*Work to complete*. An exact copy of each line below is needed, with no images in it.

_____

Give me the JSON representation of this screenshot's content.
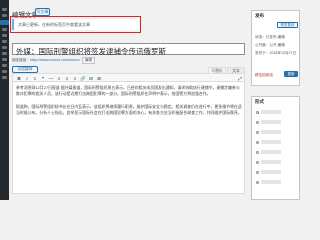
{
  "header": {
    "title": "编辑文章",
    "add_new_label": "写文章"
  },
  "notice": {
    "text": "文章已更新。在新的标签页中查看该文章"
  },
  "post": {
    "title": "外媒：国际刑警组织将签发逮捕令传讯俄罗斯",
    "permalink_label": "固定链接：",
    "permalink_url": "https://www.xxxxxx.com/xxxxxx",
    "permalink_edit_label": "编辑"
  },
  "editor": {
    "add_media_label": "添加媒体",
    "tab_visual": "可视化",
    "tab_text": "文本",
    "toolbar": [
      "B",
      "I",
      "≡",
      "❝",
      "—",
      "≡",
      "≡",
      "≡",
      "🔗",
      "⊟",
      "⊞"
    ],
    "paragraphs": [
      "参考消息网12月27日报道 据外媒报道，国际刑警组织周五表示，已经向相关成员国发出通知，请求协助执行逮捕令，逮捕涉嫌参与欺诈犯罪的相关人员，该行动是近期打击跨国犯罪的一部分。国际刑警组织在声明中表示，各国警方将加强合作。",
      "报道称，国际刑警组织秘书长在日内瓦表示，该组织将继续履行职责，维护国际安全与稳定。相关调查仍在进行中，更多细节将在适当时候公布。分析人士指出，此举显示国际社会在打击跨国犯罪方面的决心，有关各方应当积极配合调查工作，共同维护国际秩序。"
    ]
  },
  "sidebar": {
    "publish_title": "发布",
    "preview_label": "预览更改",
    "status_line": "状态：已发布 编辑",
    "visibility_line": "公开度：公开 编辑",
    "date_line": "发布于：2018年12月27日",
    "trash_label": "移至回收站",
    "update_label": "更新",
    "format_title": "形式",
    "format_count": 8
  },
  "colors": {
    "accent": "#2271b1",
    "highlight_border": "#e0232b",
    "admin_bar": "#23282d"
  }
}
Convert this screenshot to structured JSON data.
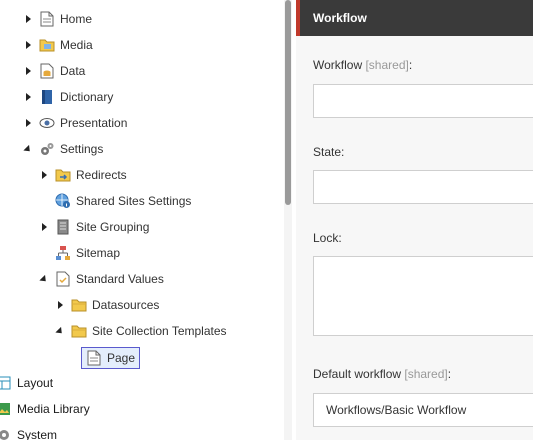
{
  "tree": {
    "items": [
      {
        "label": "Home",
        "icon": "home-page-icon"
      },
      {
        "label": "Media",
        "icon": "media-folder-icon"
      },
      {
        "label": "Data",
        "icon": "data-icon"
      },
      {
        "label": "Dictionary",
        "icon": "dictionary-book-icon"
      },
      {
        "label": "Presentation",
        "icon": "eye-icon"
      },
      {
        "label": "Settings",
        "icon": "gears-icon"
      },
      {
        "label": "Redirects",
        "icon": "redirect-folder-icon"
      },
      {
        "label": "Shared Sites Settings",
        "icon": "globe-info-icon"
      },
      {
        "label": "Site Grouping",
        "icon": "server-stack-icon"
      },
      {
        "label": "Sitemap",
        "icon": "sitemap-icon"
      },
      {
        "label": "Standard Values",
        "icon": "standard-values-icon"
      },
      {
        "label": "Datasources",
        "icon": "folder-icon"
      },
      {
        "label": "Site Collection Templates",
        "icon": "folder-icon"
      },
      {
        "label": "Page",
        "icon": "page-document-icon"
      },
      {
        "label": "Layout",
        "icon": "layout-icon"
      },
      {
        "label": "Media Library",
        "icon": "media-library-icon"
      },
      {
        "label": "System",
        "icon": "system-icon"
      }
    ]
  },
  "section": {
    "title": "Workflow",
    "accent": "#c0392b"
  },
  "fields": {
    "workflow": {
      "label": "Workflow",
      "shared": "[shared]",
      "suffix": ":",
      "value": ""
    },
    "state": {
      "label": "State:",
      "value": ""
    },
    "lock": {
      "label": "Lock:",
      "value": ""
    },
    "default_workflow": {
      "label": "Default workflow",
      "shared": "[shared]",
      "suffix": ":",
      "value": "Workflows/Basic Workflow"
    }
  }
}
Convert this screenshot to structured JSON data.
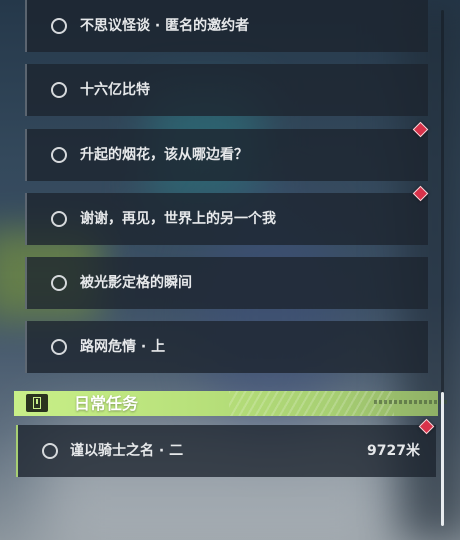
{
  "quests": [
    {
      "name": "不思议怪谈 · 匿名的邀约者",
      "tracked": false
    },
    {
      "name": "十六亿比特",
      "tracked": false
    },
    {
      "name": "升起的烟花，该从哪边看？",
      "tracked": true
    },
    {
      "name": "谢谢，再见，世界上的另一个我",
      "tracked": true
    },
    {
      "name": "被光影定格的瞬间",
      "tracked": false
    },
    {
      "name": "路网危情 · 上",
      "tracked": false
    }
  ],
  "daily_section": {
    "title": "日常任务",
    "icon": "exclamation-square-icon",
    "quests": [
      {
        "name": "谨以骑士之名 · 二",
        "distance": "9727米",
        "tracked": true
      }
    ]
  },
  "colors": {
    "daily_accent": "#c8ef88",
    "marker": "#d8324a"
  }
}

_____

*Finished exercise*.
Give me the JSON representation of this screenshot's content.
{
  "header": {
    "title": "编辑文章",
    "add_new_label": "写文章"
  },
  "notice": {
    "text": "文章已更新。在新的标签页中查看该文章"
  },
  "post": {
    "title": "外媒：国际刑警组织将签发逮捕令传讯俄罗斯",
    "permalink_label": "固定链接：",
    "permalink_url": "https://www.xxxxxx.com/xxxxxx",
    "permalink_edit_label": "编辑"
  },
  "editor": {
    "add_media_label": "添加媒体",
    "tab_visual": "可视化",
    "tab_text": "文本",
    "toolbar": [
      "B",
      "I",
      "≡",
      "❝",
      "—",
      "≡",
      "≡",
      "≡",
      "🔗",
      "⊟",
      "⊞"
    ],
    "paragraphs": [
      "参考消息网12月27日报道 据外媒报道，国际刑警组织周五表示，已经向相关成员国发出通知，请求协助执行逮捕令，逮捕涉嫌参与欺诈犯罪的相关人员，该行动是近期打击跨国犯罪的一部分。国际刑警组织在声明中表示，各国警方将加强合作。",
      "报道称，国际刑警组织秘书长在日内瓦表示，该组织将继续履行职责，维护国际安全与稳定。相关调查仍在进行中，更多细节将在适当时候公布。分析人士指出，此举显示国际社会在打击跨国犯罪方面的决心，有关各方应当积极配合调查工作，共同维护国际秩序。"
    ]
  },
  "sidebar": {
    "publish_title": "发布",
    "preview_label": "预览更改",
    "status_line": "状态：已发布 编辑",
    "visibility_line": "公开度：公开 编辑",
    "date_line": "发布于：2018年12月27日",
    "trash_label": "移至回收站",
    "update_label": "更新",
    "format_title": "形式",
    "format_count": 8
  },
  "colors": {
    "accent": "#2271b1",
    "highlight_border": "#e0232b",
    "admin_bar": "#23282d"
  }
}
Convert this screenshot to structured JSON data.
{
  "tree": {
    "items": [
      {
        "label": "Home",
        "icon": "home-page-icon"
      },
      {
        "label": "Media",
        "icon": "media-folder-icon"
      },
      {
        "label": "Data",
        "icon": "data-icon"
      },
      {
        "label": "Dictionary",
        "icon": "dictionary-book-icon"
      },
      {
        "label": "Presentation",
        "icon": "eye-icon"
      },
      {
        "label": "Settings",
        "icon": "gears-icon"
      },
      {
        "label": "Redirects",
        "icon": "redirect-folder-icon"
      },
      {
        "label": "Shared Sites Settings",
        "icon": "globe-info-icon"
      },
      {
        "label": "Site Grouping",
        "icon": "server-stack-icon"
      },
      {
        "label": "Sitemap",
        "icon": "sitemap-icon"
      },
      {
        "label": "Standard Values",
        "icon": "standard-values-icon"
      },
      {
        "label": "Datasources",
        "icon": "folder-icon"
      },
      {
        "label": "Site Collection Templates",
        "icon": "folder-icon"
      },
      {
        "label": "Page",
        "icon": "page-document-icon"
      },
      {
        "label": "Layout",
        "icon": "layout-icon"
      },
      {
        "label": "Media Library",
        "icon": "media-library-icon"
      },
      {
        "label": "System",
        "icon": "system-icon"
      }
    ]
  },
  "section": {
    "title": "Workflow",
    "accent": "#c0392b"
  },
  "fields": {
    "workflow": {
      "label": "Workflow",
      "shared": "[shared]",
      "suffix": ":",
      "value": ""
    },
    "state": {
      "label": "State:",
      "value": ""
    },
    "lock": {
      "label": "Lock:",
      "value": ""
    },
    "default_workflow": {
      "label": "Default workflow",
      "shared": "[shared]",
      "suffix": ":",
      "value": "Workflows/Basic Workflow"
    }
  }
}
Convert this screenshot to structured JSON data.
{
  "quests": [
    {
      "name": "不思议怪谈 · 匿名的邀约者",
      "tracked": false
    },
    {
      "name": "十六亿比特",
      "tracked": false
    },
    {
      "name": "升起的烟花，该从哪边看？",
      "tracked": true
    },
    {
      "name": "谢谢，再见，世界上的另一个我",
      "tracked": true
    },
    {
      "name": "被光影定格的瞬间",
      "tracked": false
    },
    {
      "name": "路网危情 · 上",
      "tracked": false
    }
  ],
  "daily_section": {
    "title": "日常任务",
    "icon": "exclamation-square-icon",
    "quests": [
      {
        "name": "谨以骑士之名 · 二",
        "distance": "9727米",
        "tracked": true
      }
    ]
  },
  "colors": {
    "daily_accent": "#c8ef88",
    "marker": "#d8324a"
  }
}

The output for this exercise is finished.